AVAILABLE DATA —
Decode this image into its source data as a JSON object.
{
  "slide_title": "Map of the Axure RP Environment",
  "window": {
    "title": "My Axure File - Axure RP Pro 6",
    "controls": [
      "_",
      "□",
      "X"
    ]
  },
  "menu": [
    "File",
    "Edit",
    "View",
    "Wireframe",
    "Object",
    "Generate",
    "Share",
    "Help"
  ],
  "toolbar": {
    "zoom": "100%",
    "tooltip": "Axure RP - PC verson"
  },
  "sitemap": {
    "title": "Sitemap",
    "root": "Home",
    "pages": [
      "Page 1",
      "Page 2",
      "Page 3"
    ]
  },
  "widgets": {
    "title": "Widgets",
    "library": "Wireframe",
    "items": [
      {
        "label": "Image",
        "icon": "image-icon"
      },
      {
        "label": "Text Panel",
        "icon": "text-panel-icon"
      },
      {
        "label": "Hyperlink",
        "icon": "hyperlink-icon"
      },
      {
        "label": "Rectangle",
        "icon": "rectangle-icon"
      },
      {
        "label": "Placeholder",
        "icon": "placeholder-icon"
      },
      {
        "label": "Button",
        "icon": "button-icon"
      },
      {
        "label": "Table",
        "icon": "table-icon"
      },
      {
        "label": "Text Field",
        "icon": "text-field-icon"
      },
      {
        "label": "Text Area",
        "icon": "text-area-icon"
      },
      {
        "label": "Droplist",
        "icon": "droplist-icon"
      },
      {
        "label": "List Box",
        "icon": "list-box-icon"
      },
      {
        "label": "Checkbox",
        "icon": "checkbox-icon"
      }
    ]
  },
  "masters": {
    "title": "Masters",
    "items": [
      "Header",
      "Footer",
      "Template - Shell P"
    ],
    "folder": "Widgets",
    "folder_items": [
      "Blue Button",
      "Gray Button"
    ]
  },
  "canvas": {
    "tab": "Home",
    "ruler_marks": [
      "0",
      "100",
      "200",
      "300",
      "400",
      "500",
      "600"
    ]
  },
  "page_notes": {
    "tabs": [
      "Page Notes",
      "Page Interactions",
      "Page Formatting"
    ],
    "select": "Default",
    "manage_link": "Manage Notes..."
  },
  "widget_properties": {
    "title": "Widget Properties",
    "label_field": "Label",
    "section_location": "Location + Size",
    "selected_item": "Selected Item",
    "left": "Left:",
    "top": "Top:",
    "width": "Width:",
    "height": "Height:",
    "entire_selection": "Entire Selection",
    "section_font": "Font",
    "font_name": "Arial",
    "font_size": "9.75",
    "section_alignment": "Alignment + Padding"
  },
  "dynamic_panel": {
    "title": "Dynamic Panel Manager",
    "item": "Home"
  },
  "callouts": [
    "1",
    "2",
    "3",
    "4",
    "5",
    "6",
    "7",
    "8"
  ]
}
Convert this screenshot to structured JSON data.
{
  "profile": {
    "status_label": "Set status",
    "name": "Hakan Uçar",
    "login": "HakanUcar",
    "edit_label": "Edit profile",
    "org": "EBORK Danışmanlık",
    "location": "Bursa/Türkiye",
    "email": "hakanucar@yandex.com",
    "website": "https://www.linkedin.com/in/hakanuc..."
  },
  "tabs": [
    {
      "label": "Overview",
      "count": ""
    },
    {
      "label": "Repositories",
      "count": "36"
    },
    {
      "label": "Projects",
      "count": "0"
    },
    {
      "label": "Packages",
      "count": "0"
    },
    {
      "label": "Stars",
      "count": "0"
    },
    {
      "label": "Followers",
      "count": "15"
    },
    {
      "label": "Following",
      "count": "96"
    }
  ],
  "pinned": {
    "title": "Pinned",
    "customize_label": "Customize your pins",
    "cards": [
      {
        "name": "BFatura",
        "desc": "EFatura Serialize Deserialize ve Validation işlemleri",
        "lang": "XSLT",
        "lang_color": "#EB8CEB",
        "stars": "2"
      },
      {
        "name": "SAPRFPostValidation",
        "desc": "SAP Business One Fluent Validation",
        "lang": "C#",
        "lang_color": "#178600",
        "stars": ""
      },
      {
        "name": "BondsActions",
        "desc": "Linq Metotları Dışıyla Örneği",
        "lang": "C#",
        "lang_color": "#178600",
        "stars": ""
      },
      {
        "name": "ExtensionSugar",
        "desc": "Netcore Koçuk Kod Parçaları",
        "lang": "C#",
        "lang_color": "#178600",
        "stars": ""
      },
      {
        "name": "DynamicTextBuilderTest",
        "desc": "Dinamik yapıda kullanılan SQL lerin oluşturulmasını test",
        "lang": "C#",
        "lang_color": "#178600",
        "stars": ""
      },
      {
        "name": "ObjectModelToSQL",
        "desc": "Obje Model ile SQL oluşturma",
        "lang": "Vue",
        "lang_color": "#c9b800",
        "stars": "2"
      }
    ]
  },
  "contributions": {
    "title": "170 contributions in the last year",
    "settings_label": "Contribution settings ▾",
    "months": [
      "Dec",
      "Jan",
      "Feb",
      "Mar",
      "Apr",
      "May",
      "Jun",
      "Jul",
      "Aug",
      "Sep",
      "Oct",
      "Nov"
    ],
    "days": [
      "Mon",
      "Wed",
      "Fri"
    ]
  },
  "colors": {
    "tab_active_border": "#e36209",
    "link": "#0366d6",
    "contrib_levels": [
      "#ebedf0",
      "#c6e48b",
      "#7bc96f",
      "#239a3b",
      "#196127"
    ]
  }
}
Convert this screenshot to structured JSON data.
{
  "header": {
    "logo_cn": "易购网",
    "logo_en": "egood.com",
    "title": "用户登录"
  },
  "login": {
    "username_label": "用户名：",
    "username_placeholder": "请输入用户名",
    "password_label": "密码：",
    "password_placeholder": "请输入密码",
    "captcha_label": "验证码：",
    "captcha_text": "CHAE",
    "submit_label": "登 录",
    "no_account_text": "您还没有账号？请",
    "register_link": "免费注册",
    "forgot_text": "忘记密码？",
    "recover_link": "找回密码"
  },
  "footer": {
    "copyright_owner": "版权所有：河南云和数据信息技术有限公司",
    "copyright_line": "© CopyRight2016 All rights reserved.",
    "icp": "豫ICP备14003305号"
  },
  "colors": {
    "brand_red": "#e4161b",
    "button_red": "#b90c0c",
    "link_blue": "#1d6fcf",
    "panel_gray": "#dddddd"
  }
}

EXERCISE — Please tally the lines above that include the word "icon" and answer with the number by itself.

EXPECTED OUTPUT — 12